This content was pulled from a Feminist Majority Foundation press release.
Two members of Feminist Majority Foundation’s campus team were in Jackson, Mississippi this past week engaging with social justice groups on the subject of modern-day voter suppression.
National Campus Organizer Edwith Theogene and Campus Communications Associate Taylor Kuether attended plenaries, workshops, and breakout sessions centralized around voting and labor issues as part of Mississippi Freedom Summer 50th Anniversary conference at Tougaloo College. They joined 1500 conference participants from 23 states, including 500 youth participants.
Theogene and Kuether also represented Feminist Majority Foundation in the conference’s youth component, Freedom Summer Youth Congress. On Thursday, they trained a group of high school and college students to create student groups of their own, organizing around issues including voting rights.

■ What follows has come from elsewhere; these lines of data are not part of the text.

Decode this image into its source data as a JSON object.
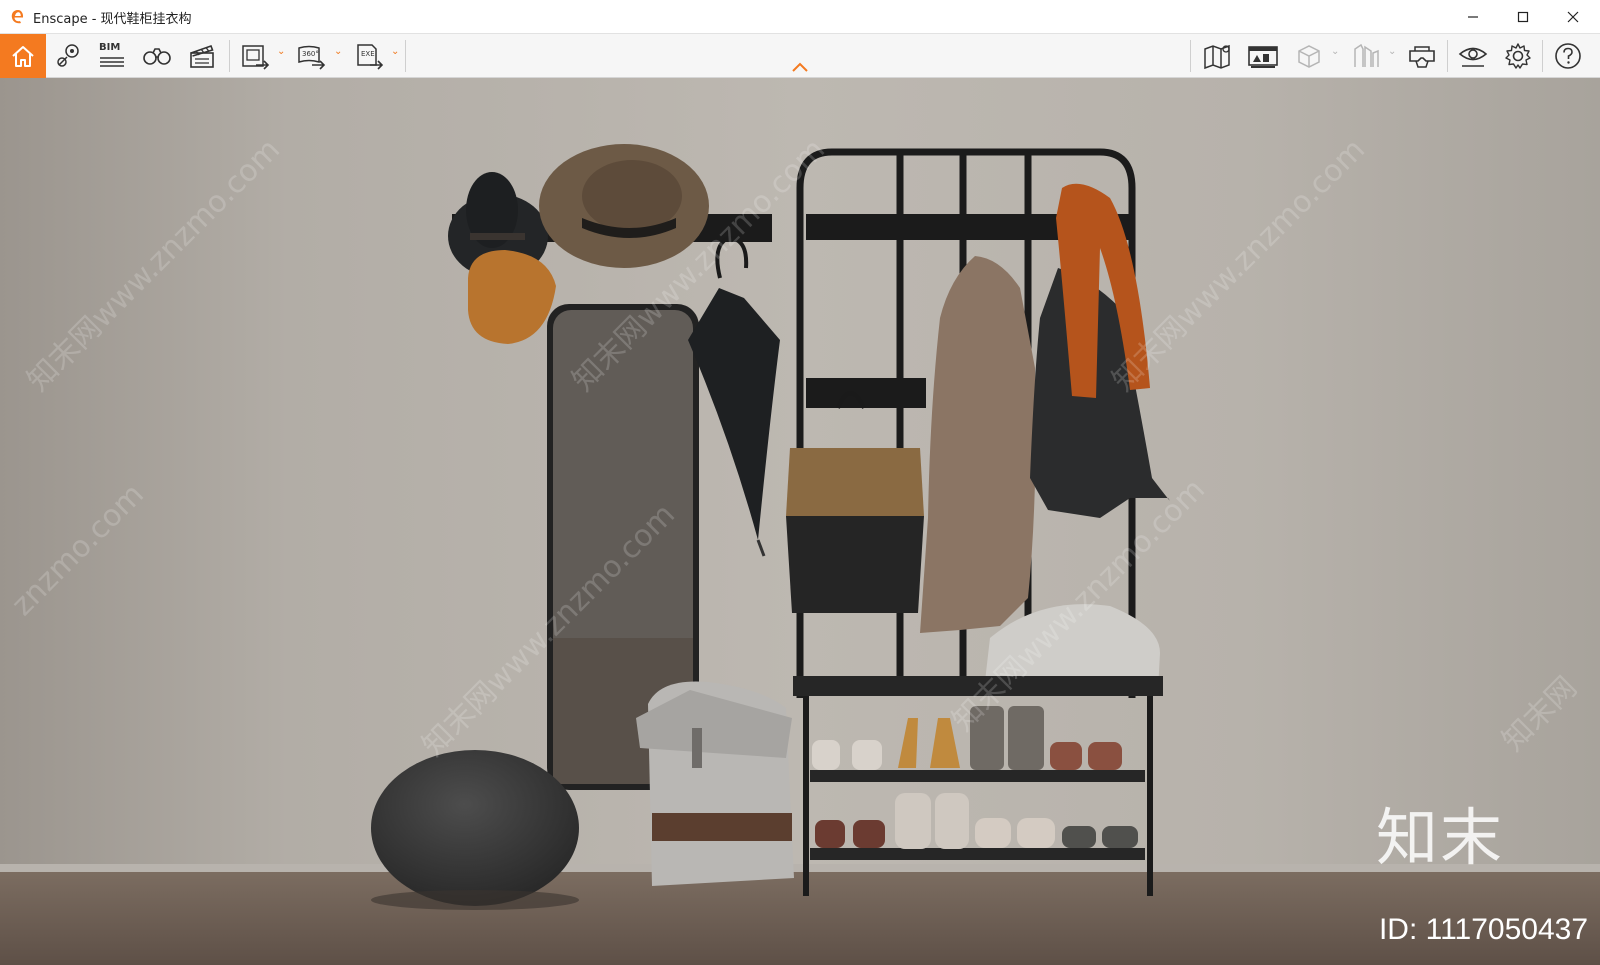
{
  "window": {
    "title": "Enscape - 现代鞋柜挂衣构",
    "controls": {
      "minimize": "minimize",
      "maximize": "maximize",
      "close": "close"
    }
  },
  "toolbar": {
    "accent_color": "#f47a20",
    "left_tools": [
      {
        "name": "home",
        "icon": "home-icon"
      },
      {
        "name": "views",
        "icon": "map-pin-icon"
      },
      {
        "name": "bim",
        "label": "BIM",
        "icon": "bim-icon"
      },
      {
        "name": "binoculars",
        "icon": "binoculars-icon"
      },
      {
        "name": "video",
        "icon": "clapperboard-icon"
      },
      {
        "name": "render-image",
        "icon": "export-image-icon"
      },
      {
        "name": "render-panorama",
        "label": "360°",
        "icon": "export-panorama-icon"
      },
      {
        "name": "export-exe",
        "label": "EXE",
        "icon": "export-exe-icon"
      }
    ],
    "collapse_icon": "chevron-up-icon",
    "right_tools": [
      {
        "name": "map",
        "icon": "map-icon"
      },
      {
        "name": "asset-library",
        "icon": "asset-library-icon"
      },
      {
        "name": "cube",
        "icon": "cube-icon"
      },
      {
        "name": "site-context",
        "icon": "site-context-icon"
      },
      {
        "name": "vr-headset",
        "icon": "vr-headset-icon"
      },
      {
        "name": "visual-settings",
        "icon": "eye-icon"
      },
      {
        "name": "general-settings",
        "icon": "gear-icon"
      },
      {
        "name": "help",
        "icon": "help-icon"
      }
    ]
  },
  "viewport": {
    "watermarks": [
      "知末网www.znzmo.com",
      "znzmo.com",
      "知末网www.znzmo.com",
      "知末网www.znzmo.com",
      "知末网www.znzmo.com",
      "知末网www.znzmo.com",
      "知末网"
    ],
    "brand_text": "知末",
    "id_text": "ID: 1117050437"
  }
}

Wednesday’s workshops and sessions heavily featured the issue of voter suppression, the very issue that incited a groundswell of grassroots organizing in the summer of 1964, or Freedom Summer. This year, rather than fighting for equal voting rights, the issue is reclaiming voting rights that were stripped away by the Supreme Court last summer. The Supreme Court in Shelby County v. Holder gutted, with a slim 5-4 decision, the Voting Rights Act of 1965. The Court declared unconstitutional Section 4 of the act that established the formula determining which states, primarily in the South, with a history of prior racial discrimination needed to obtain prior federal approval or preclearance before a change in the state’s voting laws could go into effect.
Hollis Watkins, a veteran of the Civil Rights Movement in Mississippi and National Chair of Freedom 50, spoke during a press conference about registering African American voters in the summer of 1964. “We gradually gave power not only to a few, but begin to spread the power among the masses of the people. When I say power, I’m talking about having the capacity to make things happen,” Watkins said. “One of the ways that this would come about would be through registering a lot of our people to vote.”

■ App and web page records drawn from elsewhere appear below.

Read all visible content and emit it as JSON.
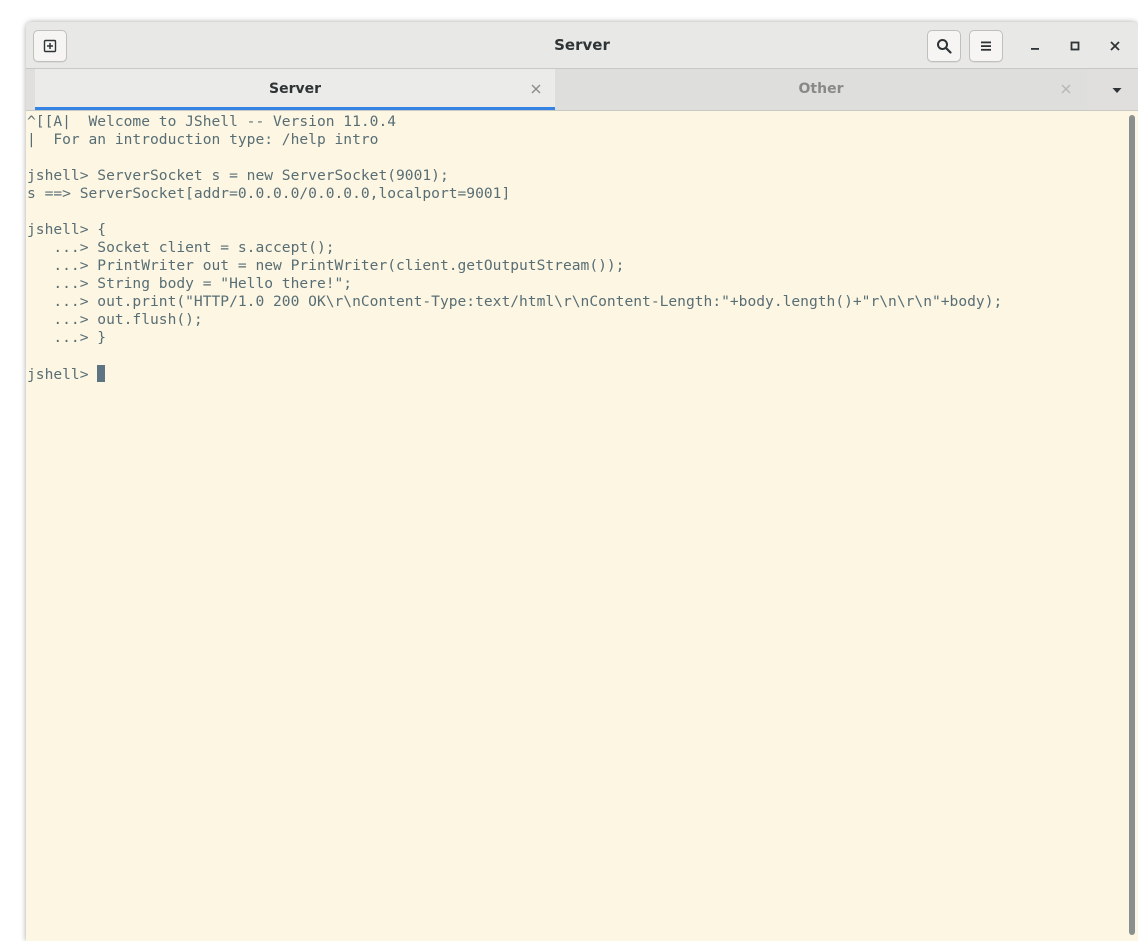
{
  "window": {
    "title": "Server"
  },
  "titlebar": {
    "new_tab_icon": "new-tab-icon",
    "search_icon": "search-icon",
    "menu_icon": "hamburger-menu-icon",
    "minimize_icon": "minimize-icon",
    "maximize_icon": "maximize-icon",
    "close_icon": "close-icon"
  },
  "tabs": [
    {
      "label": "Server",
      "active": true
    },
    {
      "label": "Other",
      "active": false
    }
  ],
  "terminal": {
    "lines": [
      "^[[A|  Welcome to JShell -- Version 11.0.4",
      "|  For an introduction type: /help intro",
      "",
      "jshell> ServerSocket s = new ServerSocket(9001);",
      "s ==> ServerSocket[addr=0.0.0.0/0.0.0.0,localport=9001]",
      "",
      "jshell> {",
      "   ...> Socket client = s.accept();",
      "   ...> PrintWriter out = new PrintWriter(client.getOutputStream());",
      "   ...> String body = \"Hello there!\";",
      "   ...> out.print(\"HTTP/1.0 200 OK\\r\\nContent-Type:text/html\\r\\nContent-Length:\"+body.length()+\"r\\n\\r\\n\"+body);",
      "   ...> out.flush();",
      "   ...> }",
      ""
    ],
    "prompt": "jshell> "
  },
  "colors": {
    "terminal_bg": "#fdf6e3",
    "terminal_fg": "#586e75",
    "accent": "#3584e4"
  }
}
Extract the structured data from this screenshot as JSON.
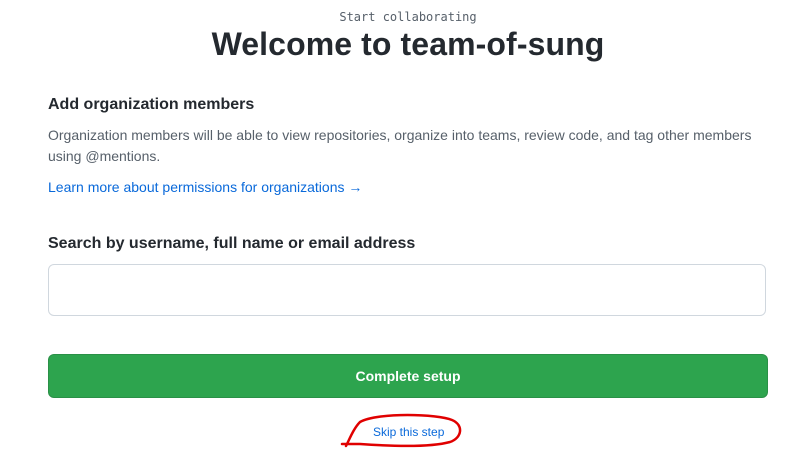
{
  "header": {
    "eyebrow": "Start collaborating",
    "title": "Welcome to team-of-sung"
  },
  "members_section": {
    "heading": "Add organization members",
    "description": "Organization members will be able to view repositories, organize into teams, review code, and tag other members using @mentions.",
    "learn_more_link": "Learn more about permissions for organizations →"
  },
  "search": {
    "label": "Search by username, full name or email address",
    "value": "",
    "placeholder": ""
  },
  "actions": {
    "complete_label": "Complete setup",
    "skip_label": "Skip this step"
  },
  "colors": {
    "primary_button": "#2da44e",
    "link": "#0969da",
    "annotation": "#e00000"
  }
}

Derrick Johnson, Mississippi state president of NAACP, said a vote for every single person is imperative in the democratic system. “Voting is not about election cycles, it is about using our democratic currency,” Johnson said. “The voter ID law is similar to the poll tax; it prevents African Americans from being able to vote.”
Theogene attended for FMF a breakout session on Wednesday titled, “Voting Rights: ‘Our Southern Strategy Taking the Leadership,'” receiving further training in voter rights issues both current and historic.

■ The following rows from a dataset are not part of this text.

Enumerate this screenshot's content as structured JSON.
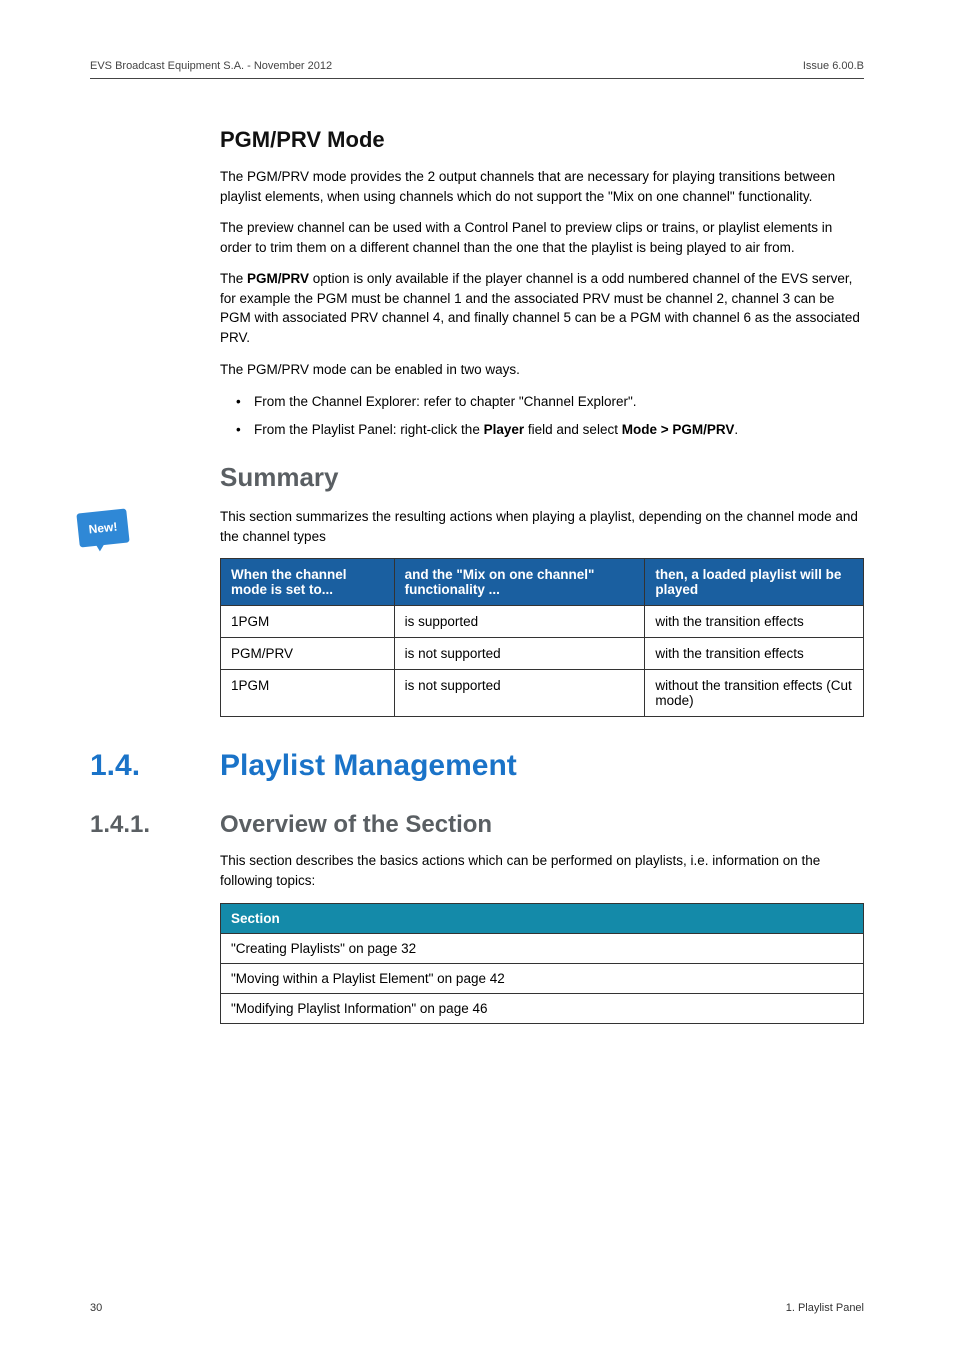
{
  "header": {
    "left": "EVS Broadcast Equipment S.A. - November 2012",
    "right": "Issue 6.00.B"
  },
  "pgmprv": {
    "heading": "PGM/PRV Mode",
    "p1": "The PGM/PRV mode provides the 2 output channels that are necessary for playing transitions between playlist elements, when using channels which do not support the \"Mix on one channel\" functionality.",
    "p2": "The preview channel can be used with a Control Panel to preview clips or trains, or playlist elements in order to trim them on a different channel than the one that the playlist is being played to air from.",
    "p3_a": "The ",
    "p3_b": "PGM/PRV",
    "p3_c": " option is only available if the player channel is a odd numbered channel of the EVS server, for example the PGM must be channel 1 and the associated PRV must be channel 2, channel 3 can be PGM with associated PRV channel 4, and finally channel 5 can be a PGM with channel 6 as the associated PRV.",
    "p4": "The PGM/PRV mode can be enabled in two ways.",
    "li1": "From the Channel Explorer: refer to chapter \"Channel Explorer\".",
    "li2_a": "From the Playlist Panel: right-click the ",
    "li2_b": "Player",
    "li2_c": " field and select ",
    "li2_d": "Mode > PGM/PRV",
    "li2_e": "."
  },
  "summary": {
    "heading": "Summary",
    "badge": "New!",
    "intro": "This section summarizes the resulting actions when playing a playlist, depending on the channel mode and the channel types",
    "th1": "When the channel mode is set to...",
    "th2": "and the \"Mix on one channel\" functionality ...",
    "th3": "then, a loaded playlist will be played",
    "rows": [
      {
        "c1": "1PGM",
        "c2": "is supported",
        "c3": "with the transition effects"
      },
      {
        "c1": "PGM/PRV",
        "c2": "is not supported",
        "c3": "with the transition effects"
      },
      {
        "c1": "1PGM",
        "c2": "is not supported",
        "c3": "without the transition effects (Cut mode)"
      }
    ]
  },
  "chapter": {
    "num": "1.4.",
    "title": "Playlist Management"
  },
  "section": {
    "num": "1.4.1.",
    "title": "Overview of the Section"
  },
  "overview": {
    "p1": "This section describes the basics actions which can be performed on playlists, i.e. information on the following topics:",
    "th": "Section",
    "rows": [
      "\"Creating Playlists\" on page 32",
      "\"Moving within a Playlist Element\" on page 42",
      "\"Modifying Playlist Information\" on page 46"
    ]
  },
  "footer": {
    "left": "30",
    "right": "1. Playlist Panel"
  }
}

“How do we live in this post-Shelby world?” asked Theogene, “In 1964 we fought so hard for the voting rights act, and last year it was gutted. We’re still fighting the same fight we fought in 1964. It may look different, but it’s not.”
“We need to use old strategies to inform new strategies,” said Theogene, “this isn’t a new battle. We need to come up with a strategy to break down a political platform built on excluding people, and that’s why voting matters.”
The Mississippi Freedom Summer 50th Anniversary Conference continued through Saturday. On Thursday, Theogene and Kuether trained students in grassroots organizing on their campuses in the areas of voting rights and other social justice issues as part of the conference’s Freedom Summer Youth Congress.
Follow Theogene and Kuether’s trip, including event recaps, photos, and live-tweets of conference sessions, at @FeministCampus.